By Gerardo Martínez Gómez
Mexico has qualified for the World Cup five consecutive times and always exited in the second round. Now it's Jose Manuel de la Torre's turn to end that frustration.
The man who has won three Mexican league titles first with Chivas de Guadalajara and now Toluca will have the task of getting Mexico to the "fifth" game of a World Cup.
"The object is to qualify to Brazil," the 44-year-old known as "Chepo" said when introduced Monday night. "We want to see ourselves seated in the World Cup in Brazil and that's what we are going for. There are mid-term goals and we have to work toward them.
Of course it's important what we do well in the Gold Cup as it will give us the ticket to the Confederations Cup. There is also the Olympics and all other competitions that the national team will take on.
"If you don't qualify, you can't reach the fifth game, so the first objective is to reach the World Cup and then aspire to more. We are committed to achieve the best results because no one works hard just to get there. We are going to prepare to to do the best job posible and the responsibility isn't just mine, it belongs to all who work together with national team to take the next step that we want."
De la Torre's appointment comes after a tumultuous post-World Cup period: two interim coaches, fines or suspensions for 13 players amid a player revolt and the resignation of his brother Nestor as the Mexican Football Federation's director of national teams.
The decision to replace Javier Aguirre - who resigned following the World Cup -- reportedly had been narrowed to De la Torre and Monterrey manager Victor Manuel Vucetich, who withdrew his name from consideration on Saturday.
After meeting for several hours Sunday at the FMF's headquarters, first-division club owners decided on De la Torre, signing him to a 3½-year contract that will allow him to stay at Toluca through the remainder of the Apertura season and have him on the bench through the 2014 World Cup.
De la Torre was presented by FMF President Justino Compeán and General Secretary Decio De María, appearing in a white Mexico jacket and green team hat.
One of the first announcements of the De la Torre era detailed Mexico's involvement next year's Copa America. The under-23 team -- along with several over-age reinforcements, and the same team that will compete in the Pan-American Games, will not be coached by De la Torre but rather by his assistant, most likely Sergio Lugo, his chief aid at Toluca.
De la Torre avoided directly addressing last month's player revolt, one in which 13 players wrote to the federation to complain about Nestor de la Torre, but said he will speak to those and all players that wish to be national team members.
"The contact with the players will begin when I take control of the team and we will talk about things the way they are. You need to let time pass," he said. "
We will make it clear to all that we need to be on the same page. Time will come for that contact, and to be able to speak to them in order to come together for the goal we have before us. The telephone is cold.
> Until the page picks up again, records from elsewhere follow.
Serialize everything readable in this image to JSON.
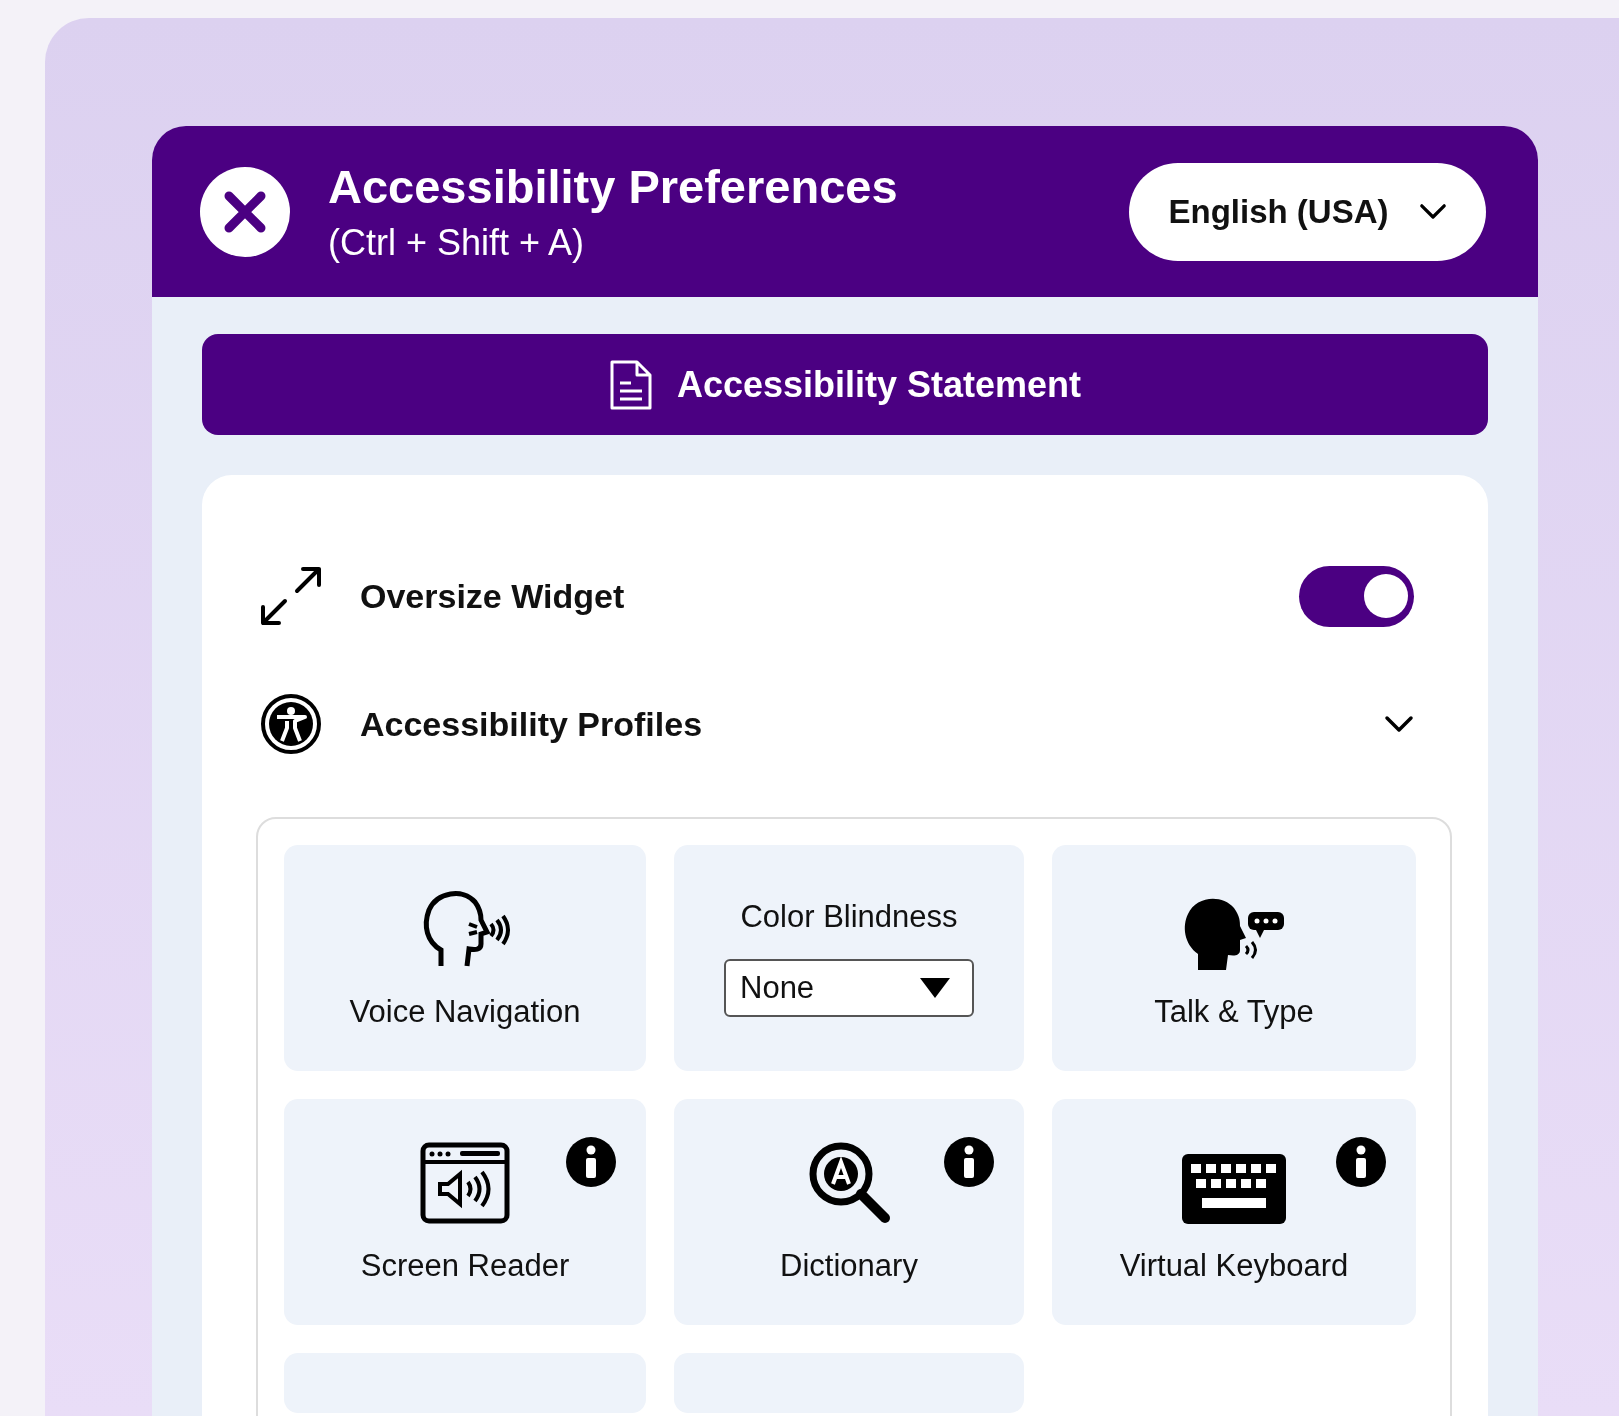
{
  "header": {
    "title": "Accessibility Preferences",
    "shortcut": "(Ctrl + Shift + A)",
    "language": "English (USA)"
  },
  "statement_button": {
    "label": "Accessibility Statement"
  },
  "settings": [
    {
      "kind": "toggle",
      "label": "Oversize Widget",
      "on": true
    },
    {
      "kind": "expander",
      "label": "Accessibility Profiles",
      "expanded": false
    }
  ],
  "tiles": [
    {
      "kind": "feature",
      "label": "Voice Navigation",
      "info": false
    },
    {
      "kind": "select",
      "label": "Color Blindness",
      "value": "None"
    },
    {
      "kind": "feature",
      "label": "Talk & Type",
      "info": false
    },
    {
      "kind": "feature",
      "label": "Screen Reader",
      "info": true
    },
    {
      "kind": "feature",
      "label": "Dictionary",
      "info": true
    },
    {
      "kind": "feature",
      "label": "Virtual Keyboard",
      "info": true
    },
    {
      "kind": "cut"
    },
    {
      "kind": "cut"
    }
  ]
}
It's important to have that relationship, speak face-to-face , know each other and what one thinks because that way you have a better environment and work better. There's no doubt that I will be in contact with the people that I am going to call up, wherever they may be."
Besides selecting De la Torre, the board of club owners disolved its national team commitee that was comprised of Jorge Vergara (Guadalajara), Víctor Mahbub (Pumas), Carlos Martín Del Campo (Atlas), Carlos Leaño (Estudiantes) and Gustavo Guzmán (Jaguares). The decision was made, it was announced, to allow the owners, have a better and more direct relationship between the team and the owners.
It was also announced that Nestor de la Torre's replacement will be announced in three weeks, hopefully by a former player, a criterion that would eliminated rumored candidates such as America vice president Yon de Luis and Tigres VP Héctor González Inárritu.